[App and web page records]
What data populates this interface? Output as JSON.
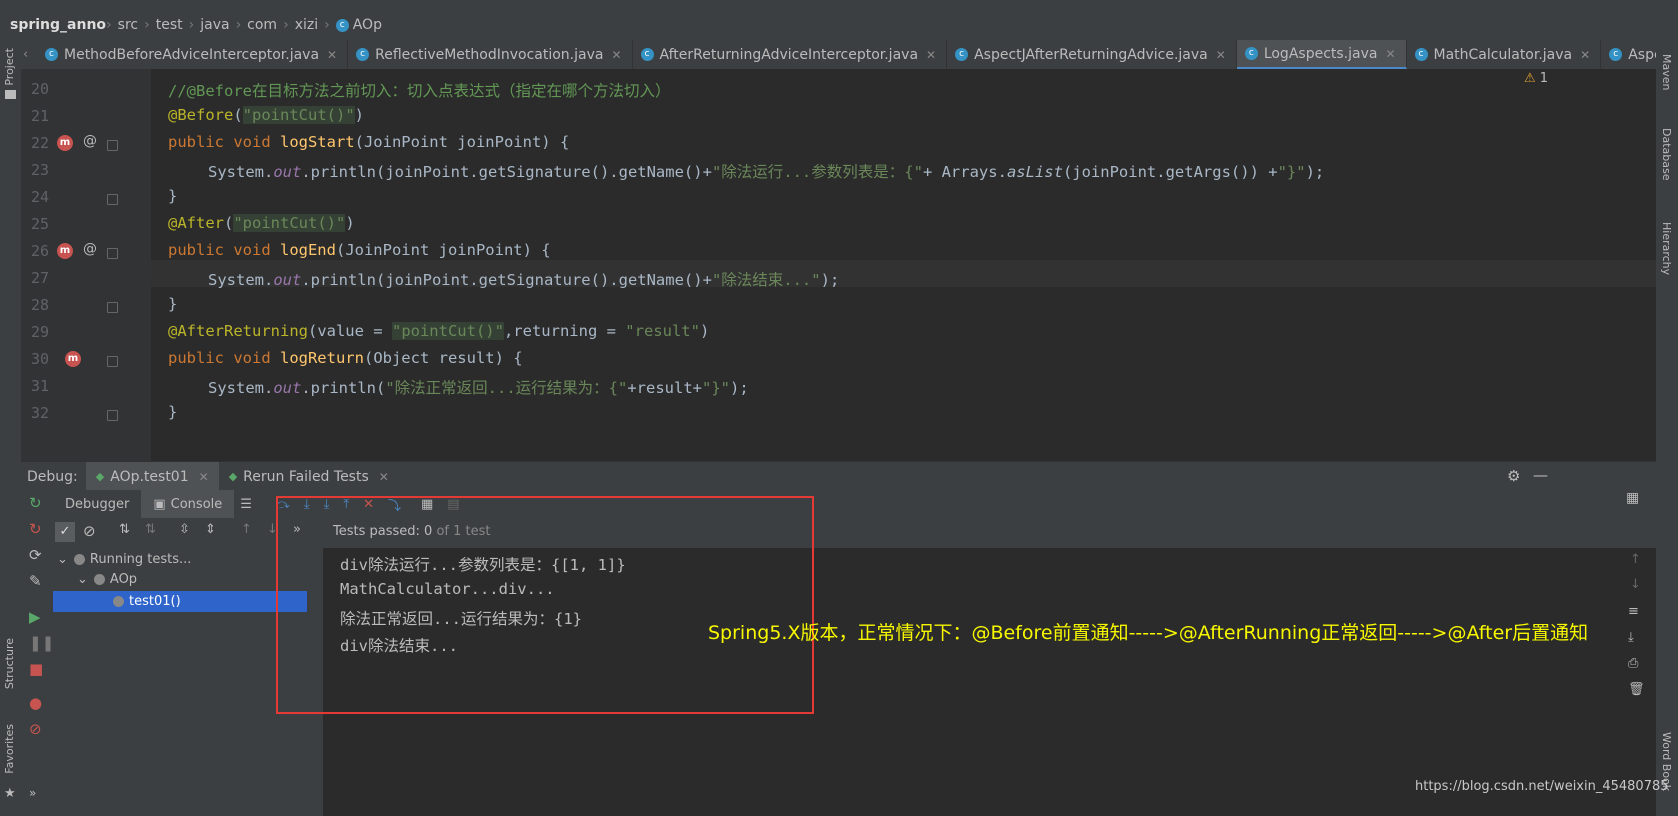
{
  "breadcrumb": {
    "project": "spring_anno",
    "path": [
      "src",
      "test",
      "java",
      "com",
      "xizi"
    ],
    "current": "AOp",
    "run_config": "AOp.test01"
  },
  "tabs": [
    {
      "label": "MethodBeforeAdviceInterceptor.java",
      "active": false
    },
    {
      "label": "ReflectiveMethodInvocation.java",
      "active": false
    },
    {
      "label": "AfterReturningAdviceInterceptor.java",
      "active": false
    },
    {
      "label": "AspectJAfterReturningAdvice.java",
      "active": false
    },
    {
      "label": "LogAspects.java",
      "active": true
    },
    {
      "label": "MathCalculator.java",
      "active": false
    },
    {
      "label": "AspectJAfterA",
      "active": false
    }
  ],
  "editor": {
    "warning_count": "1",
    "line_numbers": [
      "20",
      "21",
      "22",
      "23",
      "24",
      "25",
      "26",
      "27",
      "28",
      "29",
      "30",
      "31",
      "32"
    ],
    "l20_comment": "//@Before在目标方法之前切入：切入点表达式（指定在哪个方法切入）",
    "l21_ann": "@Before",
    "l21_str": "\"pointCut()\"",
    "l22_kw": "public void ",
    "l22_fn": "logStart",
    "l22_rest": "(JoinPoint joinPoint) {",
    "l23_a": "System.",
    "l23_out": "out",
    "l23_b": ".println(joinPoint.getSignature().getName()+",
    "l23_str1": "\"除法运行...参数列表是：{\"",
    "l23_c": "+ Arrays.",
    "l23_aslist": "asList",
    "l23_d": "(joinPoint.getArgs()) +",
    "l23_str2": "\"}\"",
    "l23_e": ");",
    "l24": "}",
    "l25_ann": "@After",
    "l25_str": "\"pointCut()\"",
    "l26_kw": "public void ",
    "l26_fn": "logEnd",
    "l26_rest": "(JoinPoint joinPoint) {",
    "l27_a": "System.",
    "l27_out": "out",
    "l27_b": ".println(joinPoint.getSignature().getName()+",
    "l27_str": "\"除法结束...\"",
    "l27_e": ");",
    "l28": "}",
    "l29_ann": "@AfterReturning",
    "l29_a": "(value = ",
    "l29_str1": "\"pointCut()\"",
    "l29_b": ",returning = ",
    "l29_str2": "\"result\"",
    "l29_c": ")",
    "l30_kw": "public void ",
    "l30_fn": "logReturn",
    "l30_rest": "(Object result) {",
    "l31_a": "System.",
    "l31_out": "out",
    "l31_b": ".println(",
    "l31_str1": "\"除法正常返回...运行结果为：{\"",
    "l31_c": "+result+",
    "l31_str2": "\"}\"",
    "l31_e": ");",
    "l32": "}"
  },
  "debug": {
    "label": "Debug:",
    "tabs": [
      {
        "label": "AOp.test01",
        "active": true
      },
      {
        "label": "Rerun Failed Tests",
        "active": false
      }
    ],
    "subtabs": [
      "Debugger",
      "Console"
    ],
    "tests_passed_label": "Tests passed:",
    "tests_passed_value": "0",
    "tests_passed_suffix": "of 1 test",
    "tree": [
      {
        "label": "Running tests...",
        "depth": 0,
        "selected": false
      },
      {
        "label": "AOp",
        "depth": 1,
        "selected": false
      },
      {
        "label": "test01()",
        "depth": 2,
        "selected": true
      }
    ],
    "console_lines": [
      "div除法运行...参数列表是：{[1, 1]}",
      "MathCalculator...div...",
      "除法正常返回...运行结果为：{1}",
      "div除法结束..."
    ]
  },
  "side_labels": {
    "project": "Project",
    "structure": "Structure",
    "favorites": "Favorites",
    "maven": "Maven",
    "database": "Database",
    "hierarchy": "Hierarchy",
    "word_book": "Word Book"
  },
  "annotation_note": "Spring5.X版本，正常情况下：@Before前置通知----->@AfterRunning正常返回----->@After后置通知",
  "watermark": "https://blog.csdn.net/weixin_45480785",
  "colors": {
    "red_box": "#e53935",
    "note": "#f7f700",
    "accent": "#4a88c7"
  }
}
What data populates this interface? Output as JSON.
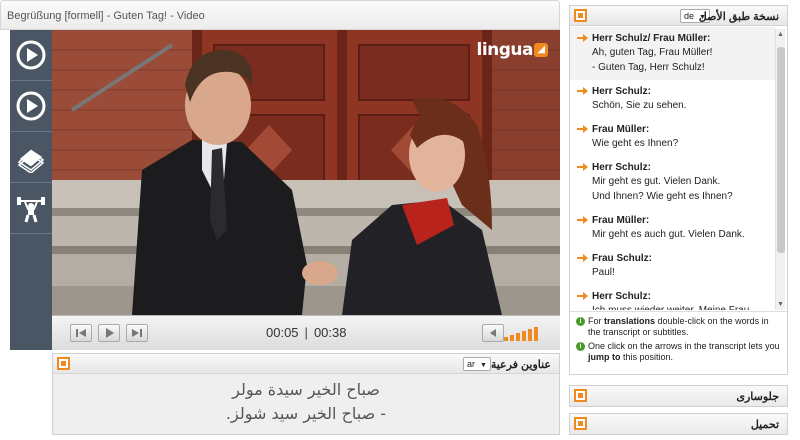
{
  "video": {
    "title": "Begrüßung [formell] - Guten Tag! - Video",
    "logo_text": "lingua",
    "time_current": "00:05",
    "time_separator": "|",
    "time_total": "00:38"
  },
  "side_toolbar": {
    "items": [
      {
        "icon": "play-circle-icon"
      },
      {
        "icon": "play-circle-icon"
      },
      {
        "icon": "flashcards-icon"
      },
      {
        "icon": "weightlifter-icon"
      }
    ]
  },
  "subtitles": {
    "title": "عناوين فرعية",
    "language": "ar",
    "lines": [
      "صباح الخير سيدة مولر",
      "- صباح الخير سيد شولز."
    ]
  },
  "transcript": {
    "title": "نسخة طبق الأصل",
    "language": "de",
    "entries": [
      {
        "speaker": "Herr Schulz/ Frau Müller:",
        "lines": [
          "Ah, guten Tag, Frau Müller!",
          "- Guten Tag, Herr Schulz!"
        ],
        "active": true
      },
      {
        "speaker": "Herr Schulz:",
        "lines": [
          "Schön, Sie zu sehen."
        ]
      },
      {
        "speaker": "Frau Müller:",
        "lines": [
          "Wie geht es Ihnen?"
        ]
      },
      {
        "speaker": "Herr Schulz:",
        "lines": [
          "Mir geht es gut. Vielen Dank.",
          "Und Ihnen? Wie geht es Ihnen?"
        ]
      },
      {
        "speaker": "Frau Müller:",
        "lines": [
          "Mir geht es auch gut. Vielen Dank."
        ]
      },
      {
        "speaker": "Frau Schulz:",
        "lines": [
          "Paul!"
        ]
      },
      {
        "speaker": "Herr Schulz:",
        "lines": [
          "Ich muss wieder weiter. Meine Frau"
        ]
      }
    ],
    "help": [
      {
        "pre": "For ",
        "bold": "translations",
        "post": " double-click on the words in the transcript or subtitles."
      },
      {
        "pre": "One click on the arrows in the transcript lets you ",
        "bold": "jump to",
        "post": " this position."
      }
    ]
  },
  "sections": {
    "glossary": "جلوسارى",
    "download": "تحميل"
  },
  "colors": {
    "accent": "#f08a20",
    "toolbar": "#4a5663",
    "help_icon": "#4a9a2a"
  }
}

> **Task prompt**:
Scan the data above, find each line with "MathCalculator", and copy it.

> **Result for this task**:
      "label": "MathCalculator.java",
      "MathCalculator...div...",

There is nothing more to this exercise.